■ **Task brief**
Print each line below verbatim, skipping every picture.

■ **Data under study**
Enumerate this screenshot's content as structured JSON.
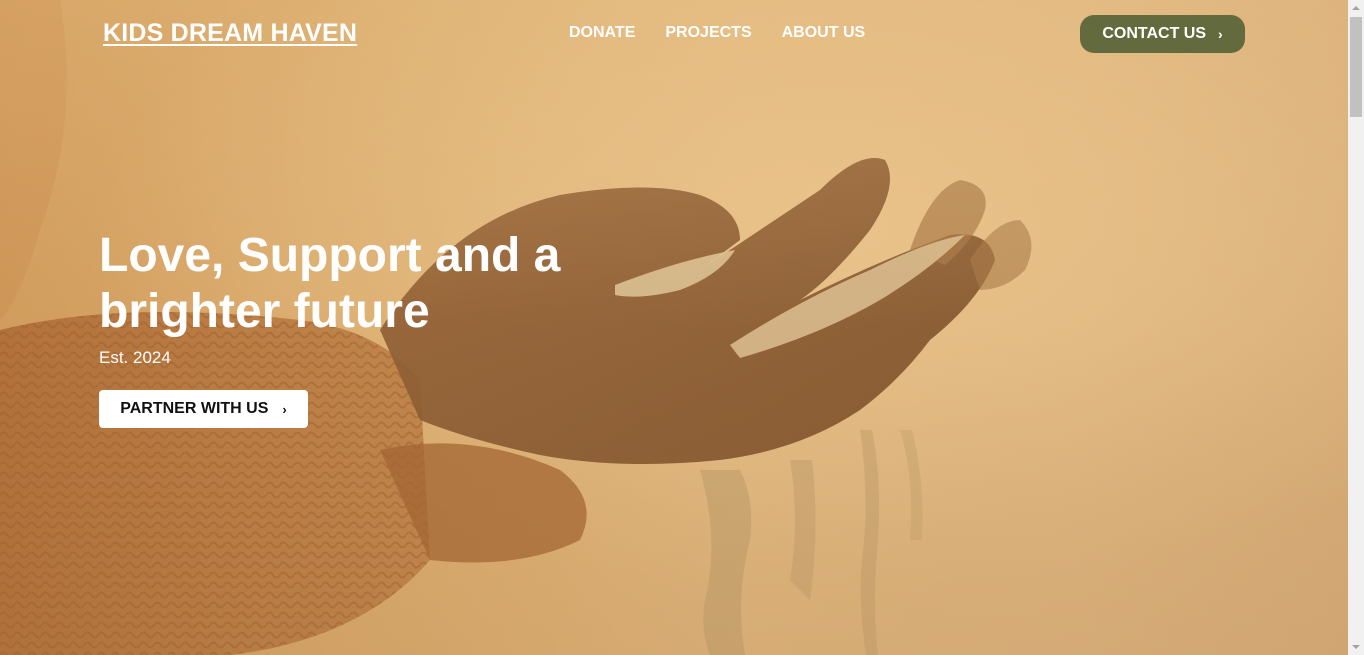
{
  "header": {
    "logo": "KIDS DREAM HAVEN",
    "nav": [
      {
        "label": "DONATE"
      },
      {
        "label": "PROJECTS"
      },
      {
        "label": "ABOUT US"
      }
    ],
    "contact_label": "CONTACT US",
    "contact_icon": "chevron-right-icon"
  },
  "hero": {
    "headline": "Love, Support and a brighter future",
    "established": "Est. 2024",
    "cta_label": "PARTNER WITH US",
    "cta_icon": "chevron-right-icon",
    "image": "hands-holding-sand-photo"
  },
  "colors": {
    "contact_button": "#636b3e",
    "hero_tint": "#dbb27a",
    "text": "#ffffff"
  }
}
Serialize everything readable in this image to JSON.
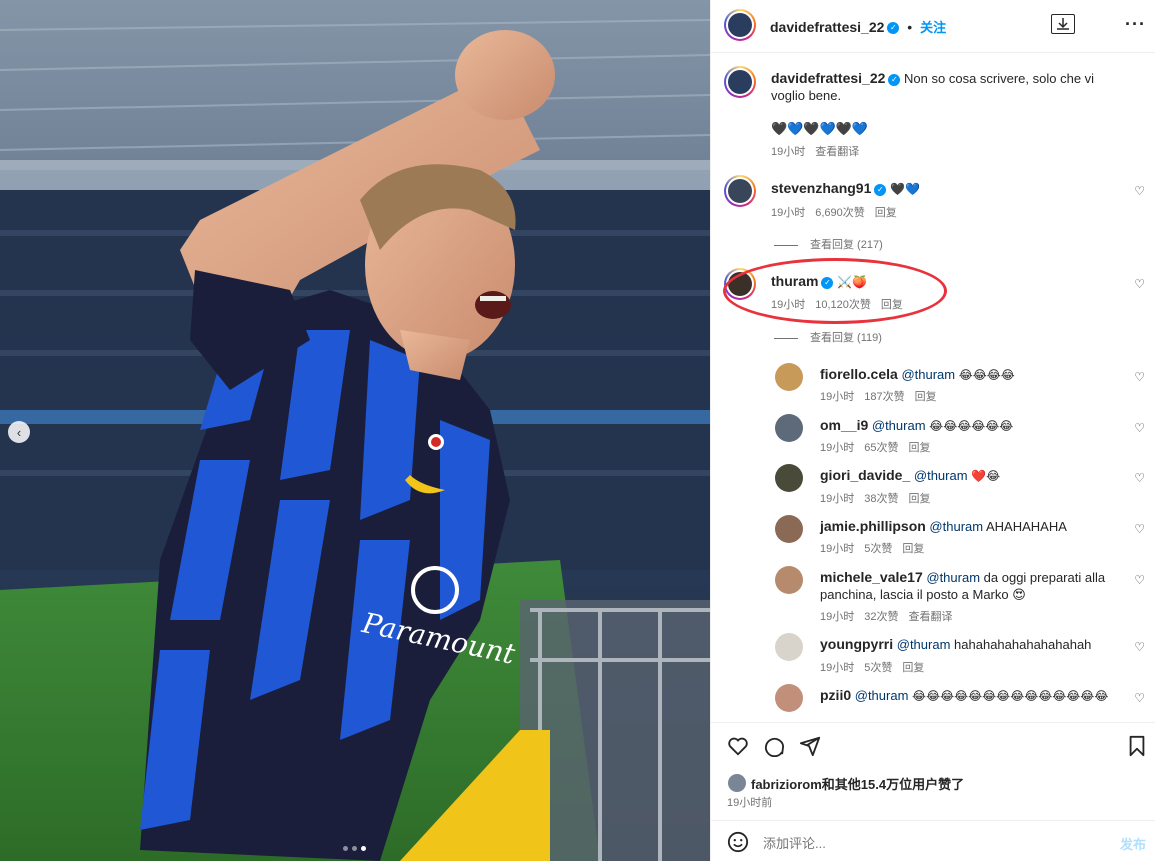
{
  "post": {
    "author": "davidefrattesi_22",
    "follow_label": "关注",
    "dot_sep": "•",
    "caption": "Non so cosa scrivere, solo che vi voglio bene.",
    "caption_emojis": "🖤💙🖤💙🖤💙",
    "caption_time": "19小时",
    "caption_translate": "查看翻译"
  },
  "comments": [
    {
      "user": "stevenzhang91",
      "text": "🖤💙",
      "time": "19小时",
      "likes": "6,690次赞",
      "reply": "回复",
      "view_replies": "查看回复 (217)"
    },
    {
      "user": "thuram",
      "text": "⚔️🍑",
      "time": "19小时",
      "likes": "10,120次赞",
      "reply": "回复",
      "view_replies": "查看回复 (119)"
    }
  ],
  "replies": [
    {
      "user": "fiorello.cela",
      "mention": "@thuram",
      "text": "😂😂😂😂",
      "time": "19小时",
      "likes": "187次赞",
      "reply": "回复"
    },
    {
      "user": "om__i9",
      "mention": "@thuram",
      "text": "😂😂😂😂😂😂",
      "time": "19小时",
      "likes": "65次赞",
      "reply": "回复"
    },
    {
      "user": "giori_davide_",
      "mention": "@thuram",
      "text": "❤️😂",
      "time": "19小时",
      "likes": "38次赞",
      "reply": "回复"
    },
    {
      "user": "jamie.phillipson",
      "mention": "@thuram",
      "text": "AHAHAHAHA",
      "time": "19小时",
      "likes": "5次赞",
      "reply": "回复"
    },
    {
      "user": "michele_vale17",
      "mention": "@thuram",
      "text": "da oggi preparati alla panchina, lascia il posto a Marko 😍",
      "time": "19小时",
      "likes": "32次赞",
      "reply": "查看翻译"
    },
    {
      "user": "youngpyrri",
      "mention": "@thuram",
      "text": "hahahahahahahahahah",
      "time": "19小时",
      "likes": "5次赞",
      "reply": "回复"
    },
    {
      "user": "pzii0",
      "mention": "@thuram",
      "text": "😂😂😂😂😂😂😂😂😂😂😂😂😂😂",
      "time": "",
      "likes": "",
      "reply": ""
    }
  ],
  "likes_summary": {
    "user": "fabriziorom",
    "rest": "和其他15.4万位用户赞了",
    "time": "19小时前"
  },
  "comment_input": {
    "placeholder": "添加评论...",
    "post_label": "发布"
  },
  "photo": {
    "jersey_text": "Paramount"
  },
  "colors": {
    "accent": "#0095f6",
    "highlight_circle": "#e8323c"
  }
}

■ **Solved exercise**
Enumerate this screenshot's content as structured JSON.
{
  "header": {
    "logo": "KIDS DREAM HAVEN",
    "nav": [
      {
        "label": "DONATE"
      },
      {
        "label": "PROJECTS"
      },
      {
        "label": "ABOUT US"
      }
    ],
    "contact_label": "CONTACT US",
    "contact_icon": "chevron-right-icon"
  },
  "hero": {
    "headline": "Love, Support and a brighter future",
    "established": "Est. 2024",
    "cta_label": "PARTNER WITH US",
    "cta_icon": "chevron-right-icon",
    "image": "hands-holding-sand-photo"
  },
  "colors": {
    "contact_button": "#636b3e",
    "hero_tint": "#dbb27a",
    "text": "#ffffff"
  }
}
Serialize everything readable in this image to JSON.
{
  "post": {
    "author": "davidefrattesi_22",
    "follow_label": "关注",
    "dot_sep": "•",
    "caption": "Non so cosa scrivere, solo che vi voglio bene.",
    "caption_emojis": "🖤💙🖤💙🖤💙",
    "caption_time": "19小时",
    "caption_translate": "查看翻译"
  },
  "comments": [
    {
      "user": "stevenzhang91",
      "text": "🖤💙",
      "time": "19小时",
      "likes": "6,690次赞",
      "reply": "回复",
      "view_replies": "查看回复 (217)"
    },
    {
      "user": "thuram",
      "text": "⚔️🍑",
      "time": "19小时",
      "likes": "10,120次赞",
      "reply": "回复",
      "view_replies": "查看回复 (119)"
    }
  ],
  "replies": [
    {
      "user": "fiorello.cela",
      "mention": "@thuram",
      "text": "😂😂😂😂",
      "time": "19小时",
      "likes": "187次赞",
      "reply": "回复"
    },
    {
      "user": "om__i9",
      "mention": "@thuram",
      "text": "😂😂😂😂😂😂",
      "time": "19小时",
      "likes": "65次赞",
      "reply": "回复"
    },
    {
      "user": "giori_davide_",
      "mention": "@thuram",
      "text": "❤️😂",
      "time": "19小时",
      "likes": "38次赞",
      "reply": "回复"
    },
    {
      "user": "jamie.phillipson",
      "mention": "@thuram",
      "text": "AHAHAHAHA",
      "time": "19小时",
      "likes": "5次赞",
      "reply": "回复"
    },
    {
      "user": "michele_vale17",
      "mention": "@thuram",
      "text": "da oggi preparati alla panchina, lascia il posto a Marko 😍",
      "time": "19小时",
      "likes": "32次赞",
      "reply": "查看翻译"
    },
    {
      "user": "youngpyrri",
      "mention": "@thuram",
      "text": "hahahahahahahahahah",
      "time": "19小时",
      "likes": "5次赞",
      "reply": "回复"
    },
    {
      "user": "pzii0",
      "mention": "@thuram",
      "text": "😂😂😂😂😂😂😂😂😂😂😂😂😂😂",
      "time": "",
      "likes": "",
      "reply": ""
    }
  ],
  "likes_summary": {
    "user": "fabriziorom",
    "rest": "和其他15.4万位用户赞了",
    "time": "19小时前"
  },
  "comment_input": {
    "placeholder": "添加评论...",
    "post_label": "发布"
  },
  "photo": {
    "jersey_text": "Paramount"
  },
  "colors": {
    "accent": "#0095f6",
    "highlight_circle": "#e8323c"
  }
}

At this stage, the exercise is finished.